[RECORD EXCERPTS — start]

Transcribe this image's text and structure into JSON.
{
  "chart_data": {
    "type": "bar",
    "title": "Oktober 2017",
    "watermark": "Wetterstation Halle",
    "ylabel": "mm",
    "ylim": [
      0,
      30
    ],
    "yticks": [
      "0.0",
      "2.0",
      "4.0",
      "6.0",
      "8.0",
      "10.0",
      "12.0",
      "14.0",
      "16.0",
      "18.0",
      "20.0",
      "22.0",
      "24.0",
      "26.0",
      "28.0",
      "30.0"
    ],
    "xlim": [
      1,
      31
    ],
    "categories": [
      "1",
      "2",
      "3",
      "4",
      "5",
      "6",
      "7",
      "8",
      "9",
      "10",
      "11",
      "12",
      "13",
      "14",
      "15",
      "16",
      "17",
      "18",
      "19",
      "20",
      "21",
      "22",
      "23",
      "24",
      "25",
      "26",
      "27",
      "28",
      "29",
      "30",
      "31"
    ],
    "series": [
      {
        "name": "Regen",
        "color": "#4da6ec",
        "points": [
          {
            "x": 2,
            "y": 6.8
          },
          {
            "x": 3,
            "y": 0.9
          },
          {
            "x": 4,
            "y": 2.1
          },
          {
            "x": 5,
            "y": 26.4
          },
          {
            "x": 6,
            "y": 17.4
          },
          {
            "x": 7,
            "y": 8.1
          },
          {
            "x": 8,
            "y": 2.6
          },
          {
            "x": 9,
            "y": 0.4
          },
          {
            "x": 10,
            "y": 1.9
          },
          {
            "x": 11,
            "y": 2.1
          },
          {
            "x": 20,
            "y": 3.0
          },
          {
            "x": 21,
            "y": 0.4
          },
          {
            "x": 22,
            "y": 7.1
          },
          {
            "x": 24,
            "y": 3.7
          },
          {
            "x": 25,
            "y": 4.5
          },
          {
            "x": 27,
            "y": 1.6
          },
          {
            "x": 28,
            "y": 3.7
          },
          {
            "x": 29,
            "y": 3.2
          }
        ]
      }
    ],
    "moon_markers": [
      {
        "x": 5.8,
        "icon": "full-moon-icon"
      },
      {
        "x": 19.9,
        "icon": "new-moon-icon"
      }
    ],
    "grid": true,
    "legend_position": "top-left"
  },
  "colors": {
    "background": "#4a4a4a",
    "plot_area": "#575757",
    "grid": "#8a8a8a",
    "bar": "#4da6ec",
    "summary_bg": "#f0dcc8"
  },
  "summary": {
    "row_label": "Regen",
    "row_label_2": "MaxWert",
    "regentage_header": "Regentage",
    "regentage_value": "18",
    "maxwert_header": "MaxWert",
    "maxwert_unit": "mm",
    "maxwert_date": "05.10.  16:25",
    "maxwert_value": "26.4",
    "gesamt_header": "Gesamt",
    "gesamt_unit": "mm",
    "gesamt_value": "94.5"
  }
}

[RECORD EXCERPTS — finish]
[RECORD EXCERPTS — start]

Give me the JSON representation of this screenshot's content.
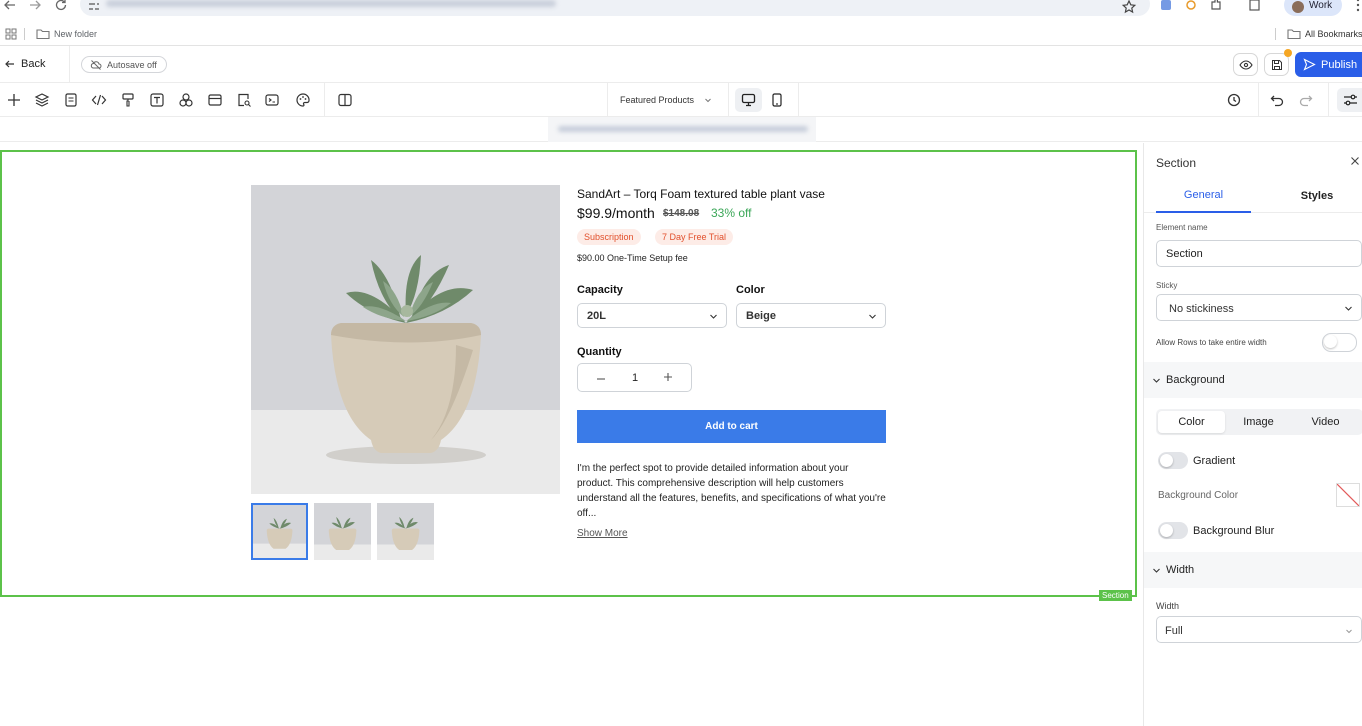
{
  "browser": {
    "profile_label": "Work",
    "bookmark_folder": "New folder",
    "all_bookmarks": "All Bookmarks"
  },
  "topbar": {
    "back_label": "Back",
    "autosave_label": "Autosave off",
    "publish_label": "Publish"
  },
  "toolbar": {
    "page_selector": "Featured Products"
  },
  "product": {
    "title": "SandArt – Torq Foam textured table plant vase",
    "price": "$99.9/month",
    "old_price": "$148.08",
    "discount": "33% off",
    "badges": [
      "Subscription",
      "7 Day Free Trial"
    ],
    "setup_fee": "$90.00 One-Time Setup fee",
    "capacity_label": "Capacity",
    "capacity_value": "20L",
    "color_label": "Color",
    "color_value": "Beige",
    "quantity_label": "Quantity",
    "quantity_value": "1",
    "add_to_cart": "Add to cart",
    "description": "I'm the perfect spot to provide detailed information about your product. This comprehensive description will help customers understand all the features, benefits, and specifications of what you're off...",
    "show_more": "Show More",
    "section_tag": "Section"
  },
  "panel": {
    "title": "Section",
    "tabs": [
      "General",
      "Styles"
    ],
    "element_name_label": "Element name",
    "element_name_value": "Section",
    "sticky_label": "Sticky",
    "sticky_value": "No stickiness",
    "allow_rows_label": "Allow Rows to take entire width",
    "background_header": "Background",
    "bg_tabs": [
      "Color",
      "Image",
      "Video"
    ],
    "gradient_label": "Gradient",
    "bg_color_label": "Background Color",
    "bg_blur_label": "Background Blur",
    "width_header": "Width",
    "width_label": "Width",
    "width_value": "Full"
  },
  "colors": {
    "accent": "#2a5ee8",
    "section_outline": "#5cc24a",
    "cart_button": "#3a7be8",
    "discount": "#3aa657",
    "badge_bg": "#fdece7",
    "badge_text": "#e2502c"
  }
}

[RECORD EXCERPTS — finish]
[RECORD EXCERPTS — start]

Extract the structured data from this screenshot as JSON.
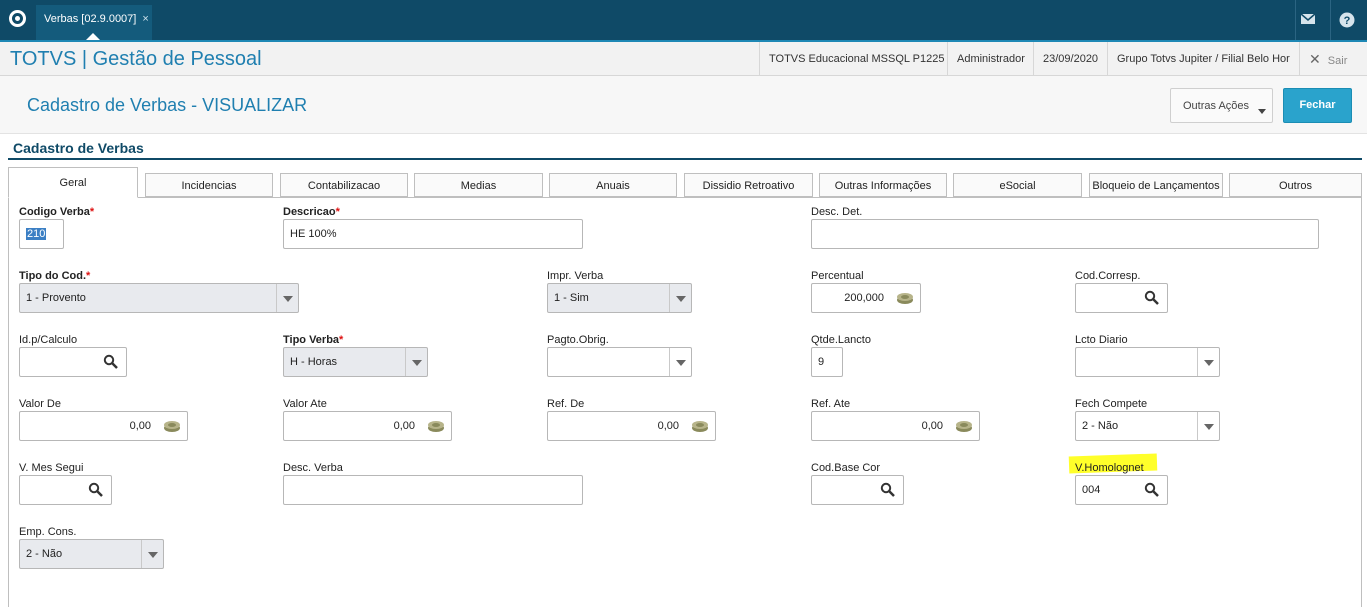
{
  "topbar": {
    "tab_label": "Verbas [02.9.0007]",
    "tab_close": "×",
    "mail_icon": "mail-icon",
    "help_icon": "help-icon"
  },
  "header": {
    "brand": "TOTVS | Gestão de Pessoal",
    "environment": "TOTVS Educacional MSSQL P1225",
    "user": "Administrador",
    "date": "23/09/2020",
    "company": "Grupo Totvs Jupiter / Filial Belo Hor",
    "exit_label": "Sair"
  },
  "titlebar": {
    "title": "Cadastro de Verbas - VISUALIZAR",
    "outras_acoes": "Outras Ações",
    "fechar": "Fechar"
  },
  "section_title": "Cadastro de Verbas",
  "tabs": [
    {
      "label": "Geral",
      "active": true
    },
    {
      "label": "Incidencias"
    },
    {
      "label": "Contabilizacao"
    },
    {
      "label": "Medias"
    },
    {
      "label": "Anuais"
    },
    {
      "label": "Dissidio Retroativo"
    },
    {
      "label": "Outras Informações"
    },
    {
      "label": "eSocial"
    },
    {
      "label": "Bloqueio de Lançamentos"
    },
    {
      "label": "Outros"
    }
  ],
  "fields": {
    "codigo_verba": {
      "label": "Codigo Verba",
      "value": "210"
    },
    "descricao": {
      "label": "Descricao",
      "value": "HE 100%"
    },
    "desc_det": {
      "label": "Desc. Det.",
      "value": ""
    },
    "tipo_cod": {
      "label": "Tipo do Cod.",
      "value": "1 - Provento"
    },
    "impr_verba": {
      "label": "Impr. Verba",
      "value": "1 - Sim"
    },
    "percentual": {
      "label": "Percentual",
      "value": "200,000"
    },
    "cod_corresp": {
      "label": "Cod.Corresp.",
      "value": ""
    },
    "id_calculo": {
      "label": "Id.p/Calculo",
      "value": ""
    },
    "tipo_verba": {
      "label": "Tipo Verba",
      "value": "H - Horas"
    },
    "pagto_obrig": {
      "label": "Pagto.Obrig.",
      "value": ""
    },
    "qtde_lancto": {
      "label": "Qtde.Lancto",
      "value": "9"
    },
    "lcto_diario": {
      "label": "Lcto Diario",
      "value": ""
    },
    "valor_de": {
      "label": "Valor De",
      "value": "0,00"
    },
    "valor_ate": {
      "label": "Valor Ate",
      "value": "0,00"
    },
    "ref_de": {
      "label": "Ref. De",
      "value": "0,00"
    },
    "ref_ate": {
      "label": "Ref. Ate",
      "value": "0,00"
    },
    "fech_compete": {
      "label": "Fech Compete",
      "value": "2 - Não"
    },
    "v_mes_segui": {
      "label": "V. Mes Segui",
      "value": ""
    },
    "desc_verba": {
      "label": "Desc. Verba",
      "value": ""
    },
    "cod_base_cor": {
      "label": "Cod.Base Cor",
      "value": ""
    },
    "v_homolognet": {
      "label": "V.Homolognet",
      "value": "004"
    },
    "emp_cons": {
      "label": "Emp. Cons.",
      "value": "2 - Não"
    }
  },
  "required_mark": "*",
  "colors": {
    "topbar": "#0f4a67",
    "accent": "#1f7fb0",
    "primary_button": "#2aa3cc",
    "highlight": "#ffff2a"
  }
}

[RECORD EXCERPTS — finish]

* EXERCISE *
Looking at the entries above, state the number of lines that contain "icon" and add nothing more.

* RESULT *
4